And while all this intense American mania continues to be sharpened in Cuba – the historical bastion of the continent’s radical left – the nationalist affectation of the regime recently chose to prohibit the use of the Cuban national symbol in a similar way. In fact, Cuban laws expressly prohibit it.
Consequently, not even the fiercest prospects of their pack of repudiators or other similarly-minded halberdiers can counteract the growing “Uncle Sam” effect on Cuban society, since they are barred from wearing the Cuban national flag as a way to counteract those involuntary “traitorous” ones, who, without hiding it, continue to publicly display their admiration for the crème de la crème of evil capitalism, which, it was taken for granted, had been banished definitively from Cuba since 1959.
Personally, and begging the pardon of the more ardent and sincere patriots of fetishistic spirit, I am not tempted to worship symbols, whether from my own country or from others. Even less would I think to wear a flag, although those who do so – with the vocation of flagpoles – does not affect me. It is their right. But, strictly speaking, the flag is nothing more than a rag that many years ago someone designed and chose to represent us all and that, ultimately, has been used with the same zeal and passion for the best as for the worst causes, also supposedly “of everyone.” Ergo, I’m not excited about the flags, but nor do I feel myself to be any less Cuban than anybody else.
Nevertheless, a flag, as a symbol of something, evidences the feelings of the individuals who carry it towards that “something.” That, in the case of the American flag in Cuba, symbolizes exactly the paradigm of life of the Cubans who exhibit it. An aspiration on a national scale. So, for those who want to know what Cubans really think about the US, do not look for the statements published in the official press or the boring speeches at events: go to the beach.
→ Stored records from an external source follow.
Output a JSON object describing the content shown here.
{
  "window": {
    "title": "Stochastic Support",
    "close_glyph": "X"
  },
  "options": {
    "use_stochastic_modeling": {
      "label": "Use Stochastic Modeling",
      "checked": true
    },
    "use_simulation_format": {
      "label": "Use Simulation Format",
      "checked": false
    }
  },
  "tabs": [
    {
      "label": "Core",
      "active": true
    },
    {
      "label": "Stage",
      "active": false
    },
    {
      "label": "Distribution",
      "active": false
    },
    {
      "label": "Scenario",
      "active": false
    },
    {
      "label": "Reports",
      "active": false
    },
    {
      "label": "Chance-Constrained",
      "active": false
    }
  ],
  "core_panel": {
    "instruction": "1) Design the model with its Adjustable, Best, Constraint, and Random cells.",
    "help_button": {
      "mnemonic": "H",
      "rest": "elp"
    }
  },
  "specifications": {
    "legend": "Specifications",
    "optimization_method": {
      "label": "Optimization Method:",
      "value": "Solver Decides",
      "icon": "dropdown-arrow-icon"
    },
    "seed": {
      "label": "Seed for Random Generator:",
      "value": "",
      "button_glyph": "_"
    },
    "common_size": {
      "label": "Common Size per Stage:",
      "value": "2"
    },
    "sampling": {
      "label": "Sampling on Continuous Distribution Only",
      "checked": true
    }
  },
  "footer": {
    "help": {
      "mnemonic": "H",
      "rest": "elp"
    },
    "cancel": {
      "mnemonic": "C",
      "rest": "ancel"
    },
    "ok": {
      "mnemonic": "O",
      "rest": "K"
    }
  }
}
There, relaxing by the sea, sheltered by a good umbrella and perhaps savoring a cold beer that protects them from the strong tropical heat, they will see, parading before their eyes, the mute response of the Cuban people to the Empire that attacks them.
Translated by Norma Whiting